** Opening MATERIAL PROVIDED block **

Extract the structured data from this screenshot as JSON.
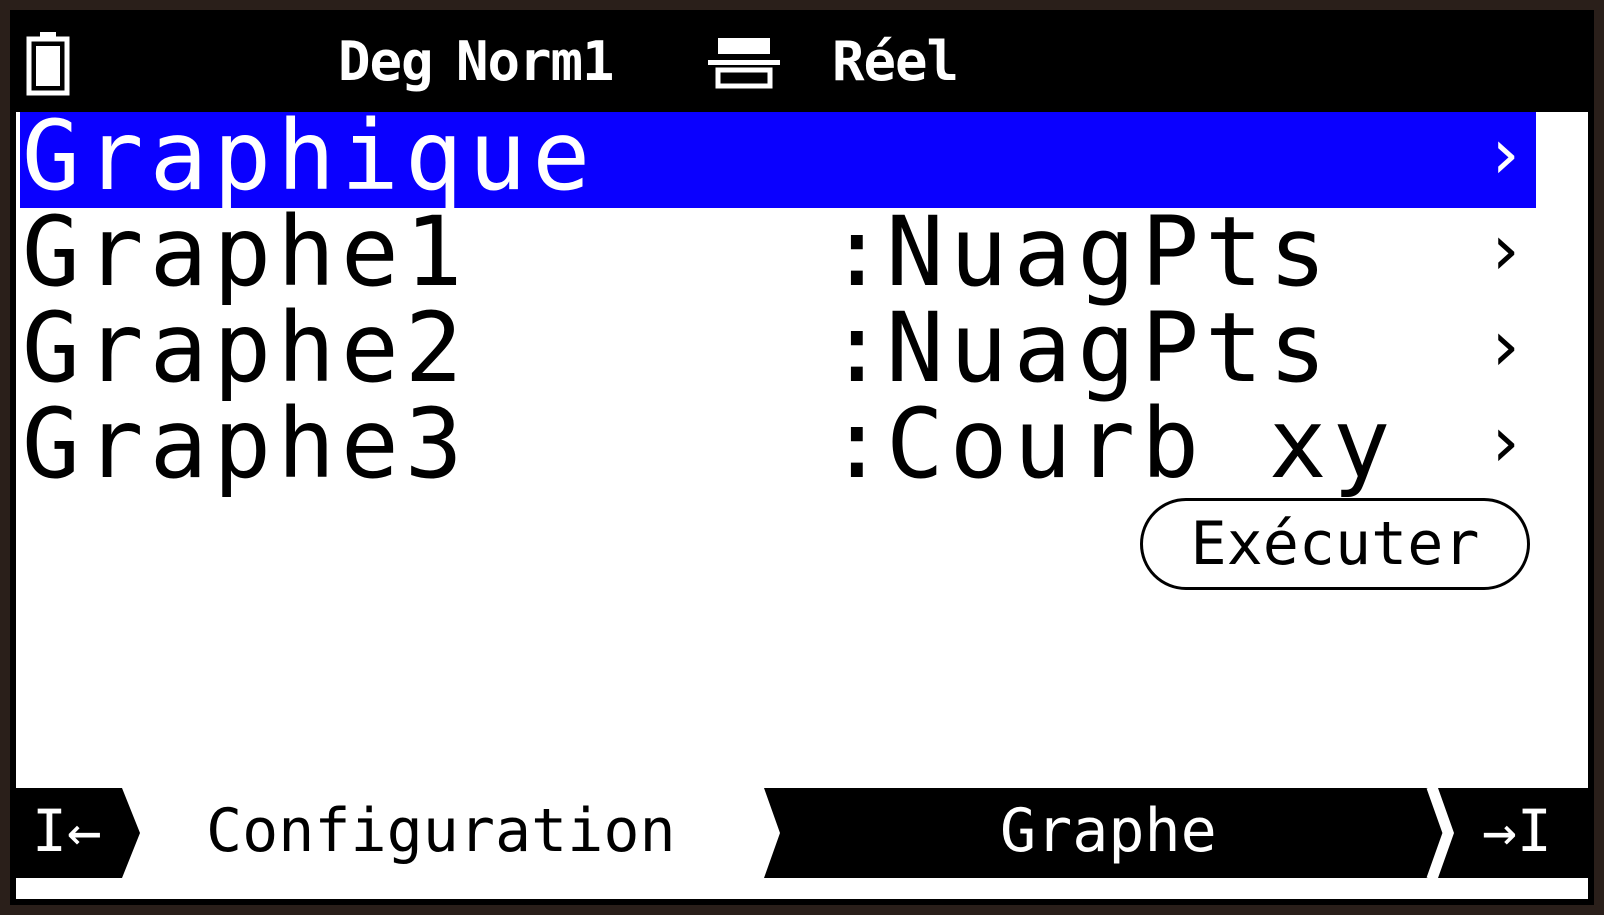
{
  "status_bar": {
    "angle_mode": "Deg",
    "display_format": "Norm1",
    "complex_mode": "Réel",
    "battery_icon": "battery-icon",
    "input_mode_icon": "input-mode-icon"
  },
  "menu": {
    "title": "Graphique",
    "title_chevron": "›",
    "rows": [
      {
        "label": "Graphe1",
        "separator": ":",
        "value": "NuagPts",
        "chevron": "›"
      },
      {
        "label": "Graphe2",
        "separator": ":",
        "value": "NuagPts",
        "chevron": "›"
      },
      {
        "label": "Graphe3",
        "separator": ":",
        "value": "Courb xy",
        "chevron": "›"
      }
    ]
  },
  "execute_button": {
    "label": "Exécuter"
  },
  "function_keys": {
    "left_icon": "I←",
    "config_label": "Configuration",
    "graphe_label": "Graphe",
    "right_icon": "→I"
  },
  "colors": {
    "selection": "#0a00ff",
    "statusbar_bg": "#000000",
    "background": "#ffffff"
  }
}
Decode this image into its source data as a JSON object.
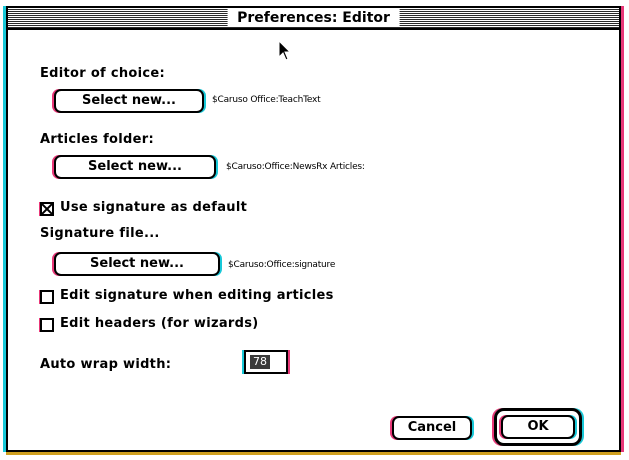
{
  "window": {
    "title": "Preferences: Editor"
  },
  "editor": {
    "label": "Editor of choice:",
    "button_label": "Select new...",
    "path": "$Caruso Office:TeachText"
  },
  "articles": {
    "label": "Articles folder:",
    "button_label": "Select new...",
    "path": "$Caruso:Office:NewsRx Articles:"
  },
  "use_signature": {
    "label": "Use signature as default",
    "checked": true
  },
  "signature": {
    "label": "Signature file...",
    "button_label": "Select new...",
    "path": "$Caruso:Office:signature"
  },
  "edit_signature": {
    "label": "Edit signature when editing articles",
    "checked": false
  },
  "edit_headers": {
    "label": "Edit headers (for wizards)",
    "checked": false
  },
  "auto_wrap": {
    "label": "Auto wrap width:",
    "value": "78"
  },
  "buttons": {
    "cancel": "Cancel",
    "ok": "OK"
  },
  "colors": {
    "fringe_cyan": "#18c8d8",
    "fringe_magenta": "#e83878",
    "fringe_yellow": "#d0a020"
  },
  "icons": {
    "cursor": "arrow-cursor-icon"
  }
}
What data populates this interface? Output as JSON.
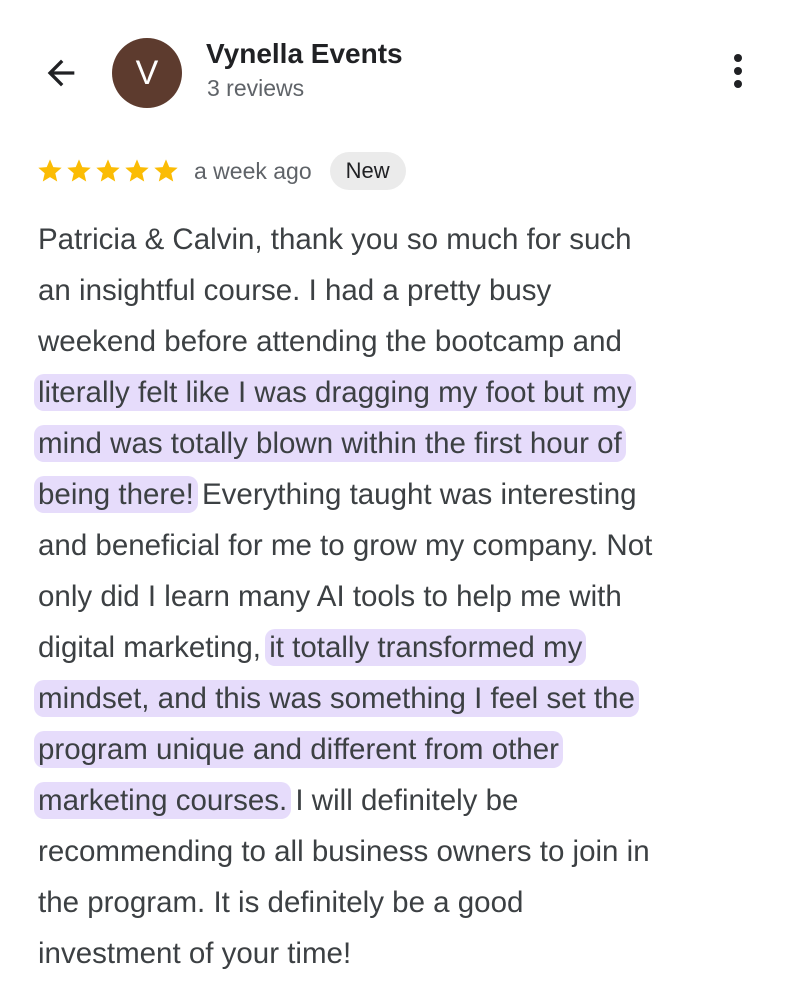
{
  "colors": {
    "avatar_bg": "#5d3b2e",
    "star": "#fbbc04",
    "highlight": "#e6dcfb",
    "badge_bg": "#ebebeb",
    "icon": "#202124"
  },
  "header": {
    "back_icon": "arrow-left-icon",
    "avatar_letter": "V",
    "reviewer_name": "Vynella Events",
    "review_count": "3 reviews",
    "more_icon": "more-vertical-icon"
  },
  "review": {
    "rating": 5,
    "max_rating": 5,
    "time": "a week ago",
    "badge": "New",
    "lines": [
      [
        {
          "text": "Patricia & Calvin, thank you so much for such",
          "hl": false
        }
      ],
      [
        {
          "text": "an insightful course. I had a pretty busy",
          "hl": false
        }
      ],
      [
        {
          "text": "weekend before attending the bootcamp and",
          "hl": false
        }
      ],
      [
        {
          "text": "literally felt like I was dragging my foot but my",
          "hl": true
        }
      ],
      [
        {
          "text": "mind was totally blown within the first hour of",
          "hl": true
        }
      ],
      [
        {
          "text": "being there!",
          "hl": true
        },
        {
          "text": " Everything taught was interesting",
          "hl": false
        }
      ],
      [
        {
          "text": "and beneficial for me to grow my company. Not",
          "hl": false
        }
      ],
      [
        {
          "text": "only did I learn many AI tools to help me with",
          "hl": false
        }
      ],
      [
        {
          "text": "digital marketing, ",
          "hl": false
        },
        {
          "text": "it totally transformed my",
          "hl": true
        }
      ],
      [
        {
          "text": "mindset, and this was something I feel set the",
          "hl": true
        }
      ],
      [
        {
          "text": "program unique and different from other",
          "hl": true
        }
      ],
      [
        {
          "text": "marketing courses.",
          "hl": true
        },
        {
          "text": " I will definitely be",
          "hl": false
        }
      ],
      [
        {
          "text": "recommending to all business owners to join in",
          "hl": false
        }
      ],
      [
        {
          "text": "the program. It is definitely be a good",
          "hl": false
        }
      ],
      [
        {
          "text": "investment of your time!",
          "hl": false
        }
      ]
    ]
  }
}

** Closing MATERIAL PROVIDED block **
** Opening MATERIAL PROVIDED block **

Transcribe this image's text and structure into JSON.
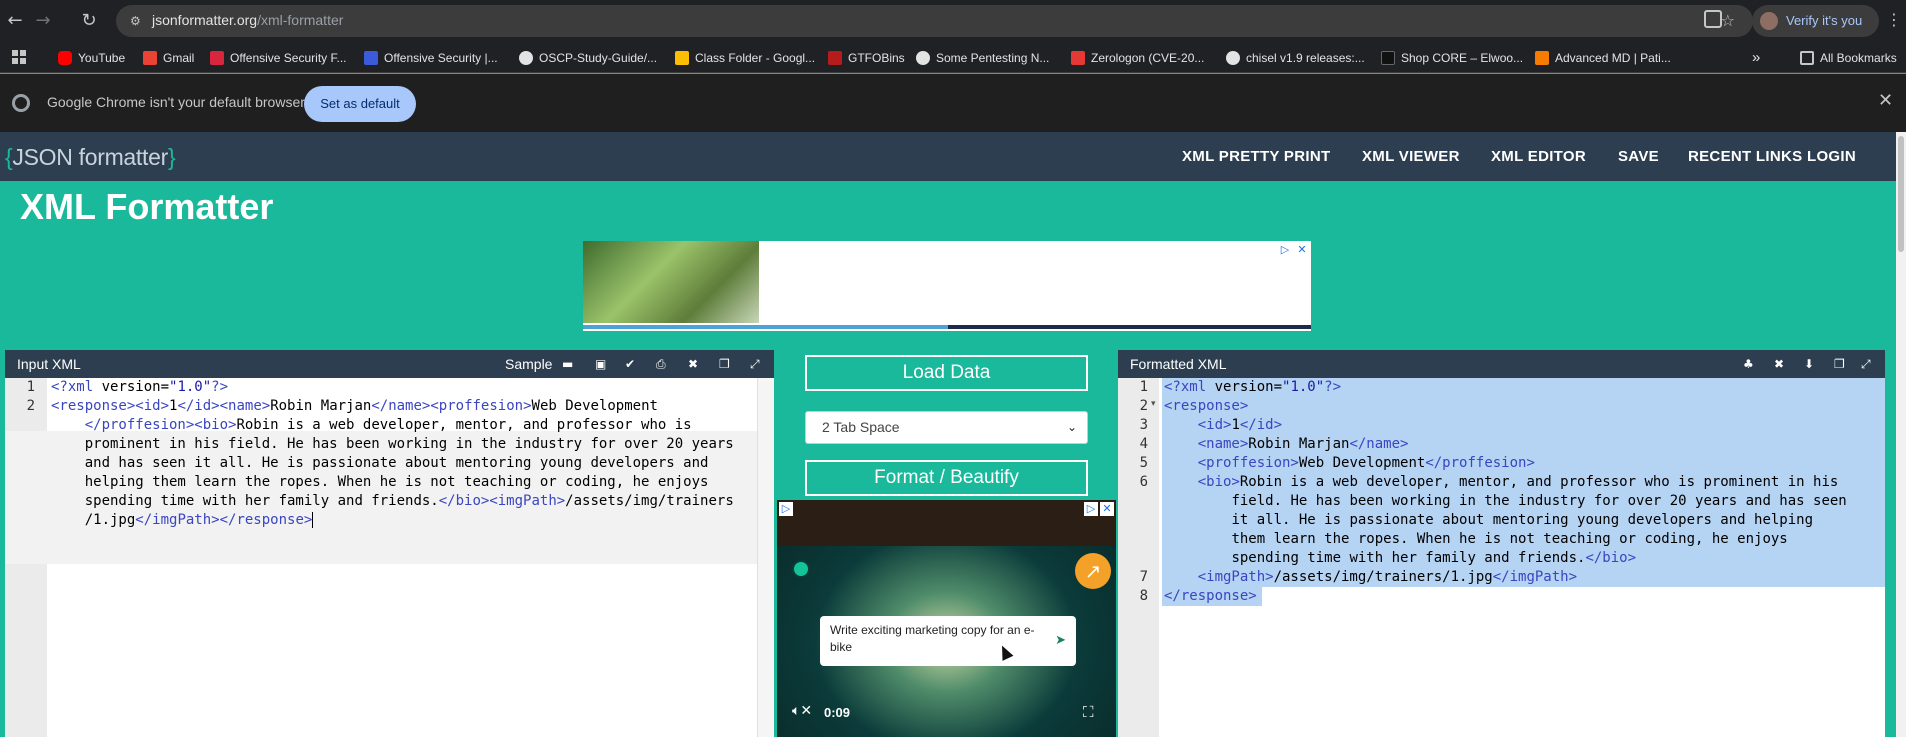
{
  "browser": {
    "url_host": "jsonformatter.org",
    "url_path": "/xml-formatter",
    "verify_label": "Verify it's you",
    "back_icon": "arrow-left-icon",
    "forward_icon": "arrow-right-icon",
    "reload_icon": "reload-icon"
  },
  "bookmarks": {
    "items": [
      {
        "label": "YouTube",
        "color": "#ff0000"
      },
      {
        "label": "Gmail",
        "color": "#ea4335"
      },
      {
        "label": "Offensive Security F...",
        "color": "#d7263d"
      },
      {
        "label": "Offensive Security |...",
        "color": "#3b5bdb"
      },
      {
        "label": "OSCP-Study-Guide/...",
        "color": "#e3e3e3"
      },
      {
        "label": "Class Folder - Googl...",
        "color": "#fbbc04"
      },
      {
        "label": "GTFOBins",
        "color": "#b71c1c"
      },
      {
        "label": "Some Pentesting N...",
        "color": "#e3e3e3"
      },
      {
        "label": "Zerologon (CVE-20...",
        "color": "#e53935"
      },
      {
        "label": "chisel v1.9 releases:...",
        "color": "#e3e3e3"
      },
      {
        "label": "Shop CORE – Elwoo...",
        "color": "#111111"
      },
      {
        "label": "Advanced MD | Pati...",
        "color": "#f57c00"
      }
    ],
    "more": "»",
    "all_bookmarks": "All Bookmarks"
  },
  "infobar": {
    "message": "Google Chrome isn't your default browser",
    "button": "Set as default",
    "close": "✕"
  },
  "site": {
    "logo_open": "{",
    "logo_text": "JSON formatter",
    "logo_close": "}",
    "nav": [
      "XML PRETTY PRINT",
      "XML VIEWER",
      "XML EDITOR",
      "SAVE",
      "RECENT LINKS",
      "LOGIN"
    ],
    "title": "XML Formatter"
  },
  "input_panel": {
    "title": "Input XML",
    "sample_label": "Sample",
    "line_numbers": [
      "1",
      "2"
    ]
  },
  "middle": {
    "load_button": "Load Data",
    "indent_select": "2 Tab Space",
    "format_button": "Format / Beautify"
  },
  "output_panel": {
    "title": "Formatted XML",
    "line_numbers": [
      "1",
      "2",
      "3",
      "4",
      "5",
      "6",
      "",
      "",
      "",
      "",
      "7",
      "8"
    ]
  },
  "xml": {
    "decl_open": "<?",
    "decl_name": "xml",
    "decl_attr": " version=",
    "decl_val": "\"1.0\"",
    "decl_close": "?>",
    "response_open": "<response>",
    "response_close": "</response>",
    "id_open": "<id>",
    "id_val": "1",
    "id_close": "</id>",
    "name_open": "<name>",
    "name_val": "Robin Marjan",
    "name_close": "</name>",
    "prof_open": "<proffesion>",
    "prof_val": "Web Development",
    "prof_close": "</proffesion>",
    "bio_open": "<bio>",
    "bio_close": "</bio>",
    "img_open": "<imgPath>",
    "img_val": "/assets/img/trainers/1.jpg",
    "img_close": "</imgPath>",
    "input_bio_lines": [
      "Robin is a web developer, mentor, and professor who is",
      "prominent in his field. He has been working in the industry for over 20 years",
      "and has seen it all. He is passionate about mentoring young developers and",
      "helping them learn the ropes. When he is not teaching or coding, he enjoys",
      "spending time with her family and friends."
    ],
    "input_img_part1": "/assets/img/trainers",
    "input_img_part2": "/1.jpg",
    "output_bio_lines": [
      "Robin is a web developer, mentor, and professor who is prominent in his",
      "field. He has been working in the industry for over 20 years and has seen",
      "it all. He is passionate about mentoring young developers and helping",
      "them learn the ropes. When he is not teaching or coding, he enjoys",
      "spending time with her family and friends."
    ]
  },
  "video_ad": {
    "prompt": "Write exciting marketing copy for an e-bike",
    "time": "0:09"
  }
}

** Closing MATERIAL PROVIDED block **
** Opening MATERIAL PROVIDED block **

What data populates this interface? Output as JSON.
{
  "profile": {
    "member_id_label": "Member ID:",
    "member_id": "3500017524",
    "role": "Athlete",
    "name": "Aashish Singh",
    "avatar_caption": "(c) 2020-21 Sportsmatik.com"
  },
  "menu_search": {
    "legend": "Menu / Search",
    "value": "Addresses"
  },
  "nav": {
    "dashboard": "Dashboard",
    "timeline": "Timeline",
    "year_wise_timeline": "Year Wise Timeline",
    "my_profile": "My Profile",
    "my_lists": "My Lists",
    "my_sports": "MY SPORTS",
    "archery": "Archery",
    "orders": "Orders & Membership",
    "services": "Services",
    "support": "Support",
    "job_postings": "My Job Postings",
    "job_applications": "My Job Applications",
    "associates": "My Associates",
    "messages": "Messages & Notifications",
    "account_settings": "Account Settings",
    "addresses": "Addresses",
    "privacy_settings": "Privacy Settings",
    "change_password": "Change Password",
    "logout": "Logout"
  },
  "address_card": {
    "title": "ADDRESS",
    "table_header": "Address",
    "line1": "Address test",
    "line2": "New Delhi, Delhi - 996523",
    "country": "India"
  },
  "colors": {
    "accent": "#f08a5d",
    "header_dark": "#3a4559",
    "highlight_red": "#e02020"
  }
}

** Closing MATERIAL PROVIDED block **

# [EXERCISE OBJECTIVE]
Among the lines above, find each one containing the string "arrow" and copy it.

# [SOLUTION TO THIS EXERCISE]
    "cursor": "arrow-cursor-icon"
    "back_icon": "arrow-left-icon",
    "back_icon": "arrow-left-icon",
    "forward_icon": "arrow-right-icon",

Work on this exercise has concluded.